Corals Saving Corals
Under the right living arrangement, disease-resistant corals can help “rescue” corals that are more vulnerable to disease, found a study from the University of California, Davis, that monitored a disease outbreak at a coral nursery in Little Cayman, Cayman Islands.
The study, published in the journal Scientific Reports, found that when people grow corals of the same genotype — or genetic makeup — together, those corals are more vulnerable to disease than corals that grow among a mixture of genotypes. The study further found that some vulnerable corals can be “rescued” by resistant genotypes.

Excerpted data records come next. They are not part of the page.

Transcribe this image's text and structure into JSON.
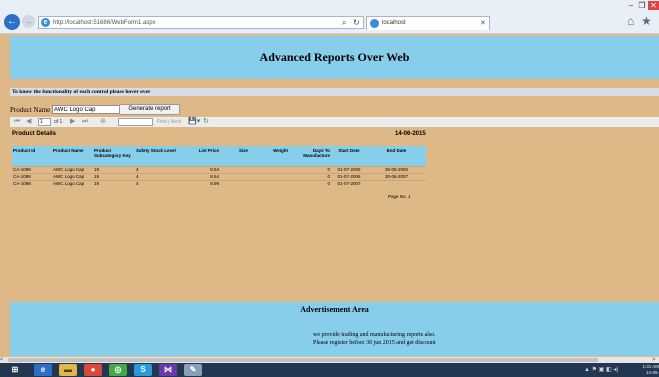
{
  "browser": {
    "url": "http://localhost:51686/WebForm1.aspx",
    "tab_title": "localhost",
    "window_controls": {
      "minimize": "–",
      "maximize": "❐",
      "close": "✕"
    },
    "icons": {
      "back": "←",
      "forward": "→",
      "search": "⌕",
      "refresh": "↻",
      "tab_close": "✕",
      "home": "⌂",
      "favorites": "★"
    }
  },
  "page": {
    "title": "Advanced Reports Over Web",
    "hint": "To know the functionality of each control please hover over",
    "form": {
      "product_label": "Product Name",
      "product_value": "AWC Logo Cap",
      "generate_button": "Generate report"
    },
    "toolbar": {
      "first": "⏮",
      "prev": "◀",
      "page_current": "1",
      "page_of": "of 1",
      "next": "▶",
      "last": "⏭",
      "back": "⊛",
      "find_label": "Find | Next",
      "export_icon": "💾▾",
      "refresh_icon": "↻"
    },
    "report": {
      "title": "Product Details",
      "date": "14-06-2015",
      "columns": [
        "Product Id",
        "Product Name",
        "Product Subcategory Key",
        "Safety Stock Level",
        "List Price",
        "Size",
        "Weight",
        "Days To Manufacture",
        "Start Date",
        "End Date"
      ],
      "rows": [
        [
          "CA-1098",
          "AWC Logo Cap",
          "19",
          "4",
          "8.64",
          "",
          "",
          "0",
          "01-07-2005",
          "30-06-2006"
        ],
        [
          "CA-1098",
          "AWC Logo Cap",
          "19",
          "4",
          "8.64",
          "",
          "",
          "0",
          "01-07-2006",
          "30-06-2007"
        ],
        [
          "CA-1098",
          "AWC Logo Cap",
          "19",
          "4",
          "8.99",
          "",
          "",
          "0",
          "01-07-2007",
          ""
        ]
      ],
      "page_no": "Page No. 1"
    },
    "ad": {
      "title": "Advertisement Area",
      "line1": "we provide trading and manufacturing reports also.",
      "line2": "Please register before 30 jun 2015 and get discount"
    }
  },
  "taskbar": {
    "start_icon": "⊞",
    "apps": [
      "e",
      "▬",
      "●",
      "◎",
      "S",
      "⋈",
      "✎"
    ],
    "tray": "▲ ⚑ ▣ ◧ ◂)",
    "time": "1:31 AM",
    "date": "14-06-2015"
  },
  "scroll": {
    "left": "<",
    "right": ">"
  }
}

“We saw that some corals were more resistant to disease just by being around other corals that were particularly resistant,” said lead author Anya Brown, an assistant professor at the UC Davis Bodega Marine Laboratory in the Department of Evolution and Ecology. “Proximity to these resistant genotypes helped buffer the susceptible corals from the effects of the disease.”